"What was your process for writing your book like?"
"You know those things when a friend brings them up at a bar, you just talk too much? There were these things I would just find myself talking about."
More generally, it’s not beginnings and ends that count, but middles. Things and thoughts advance or grow out from the middle, and that’s where you have to get to work, that’s where everything unfolds.
– Gilles Deleuze, On Leibniz
As for your use of language: Remember that two great masters of language, William Shakespeare and James Joyce, wrote sentences which were almost childlike when their subjects were most profound. “To be or not to be?” asks Shakespeare’s Hamlet. The longest word is three letters long. Joyce, when he was frisky, could put together a sentence as intricate and as glittering as a necklace for Cleopatra, but my favorite sentence in his short story “Eveline” is this one: “She was tired.” At that point in the story, no other words could break the heart of a reader as those three words do.

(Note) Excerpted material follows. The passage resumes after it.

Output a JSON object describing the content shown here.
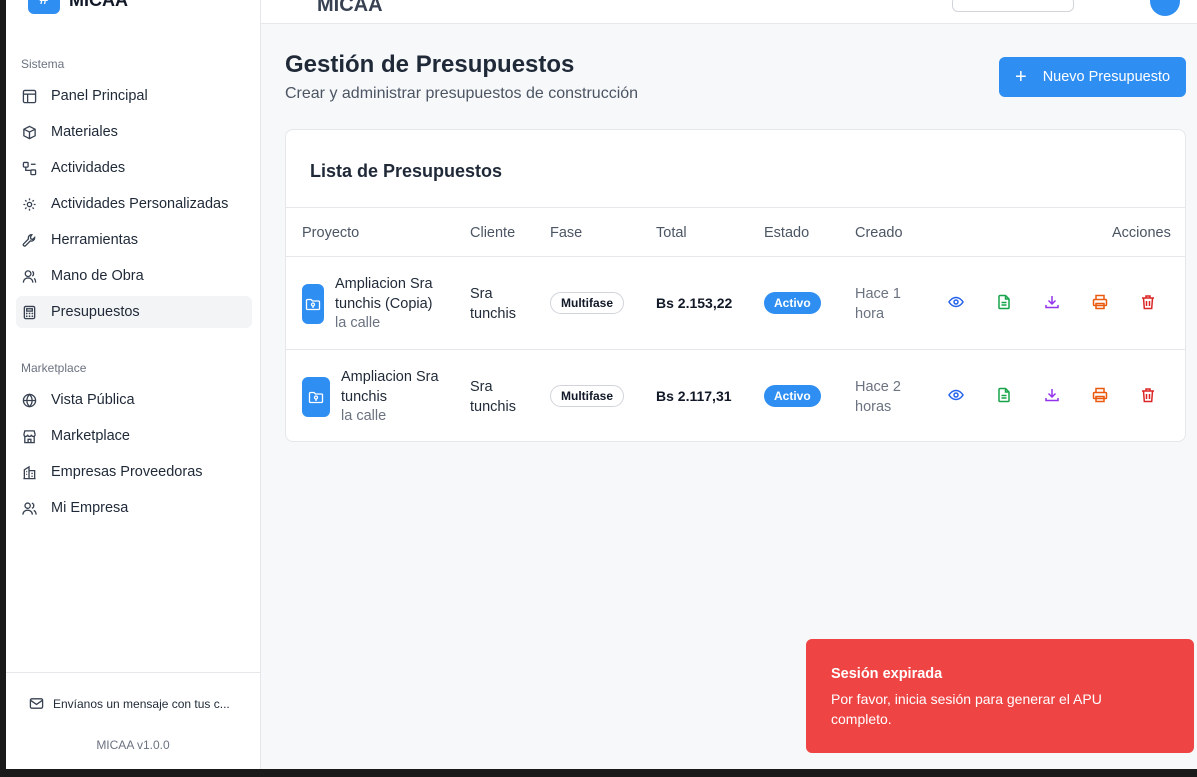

Simplicity of language is not only reputable, but perhaps even sacred. The Bible opens with a sentence well within the writing skills of a lively fourteen-year-old: “In the beginning God created the heaven and the earth.”
— Palm Sunday (New York: Dial Press, 1999), 65-72.

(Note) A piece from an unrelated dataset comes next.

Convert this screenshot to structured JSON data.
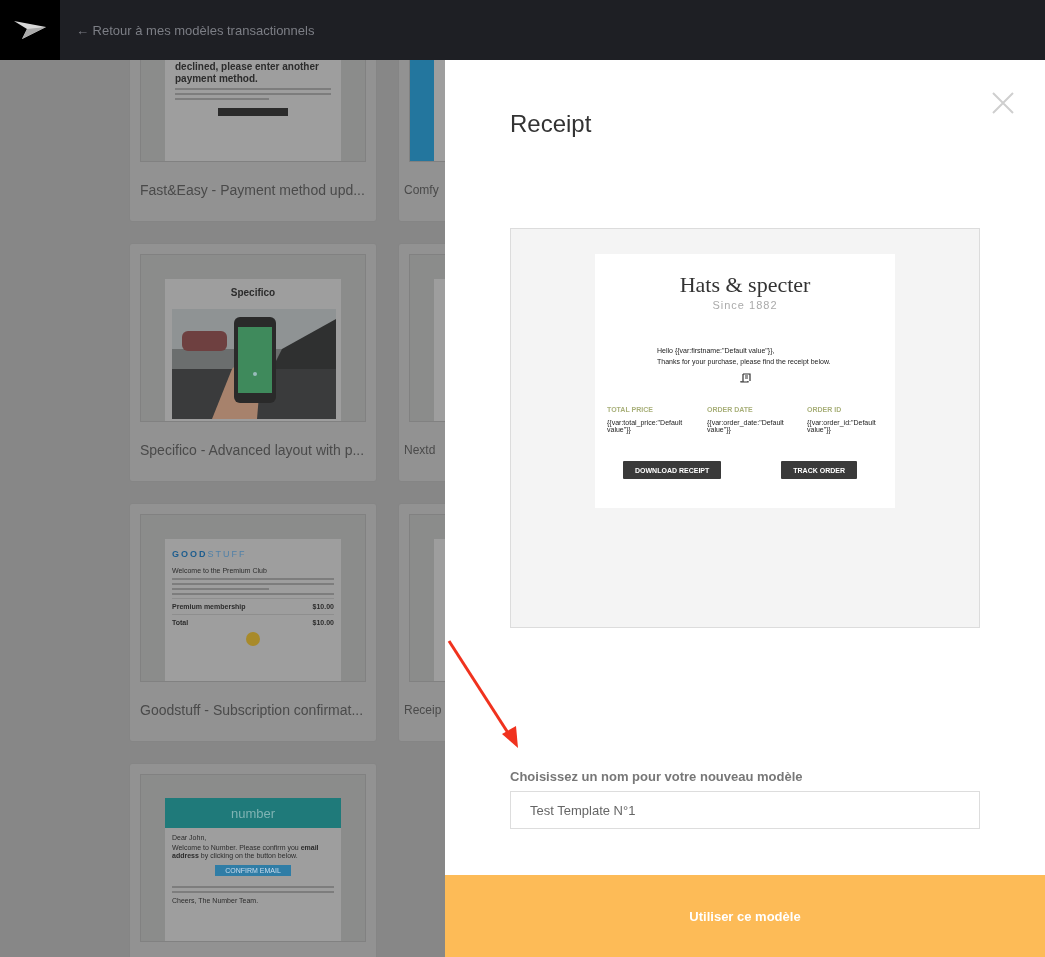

— Kurt Vonnegut: Bagombo Snuff Box: Uncollected Short Fiction (New York: G.P. Putnam’s Sons 1999), 9-10.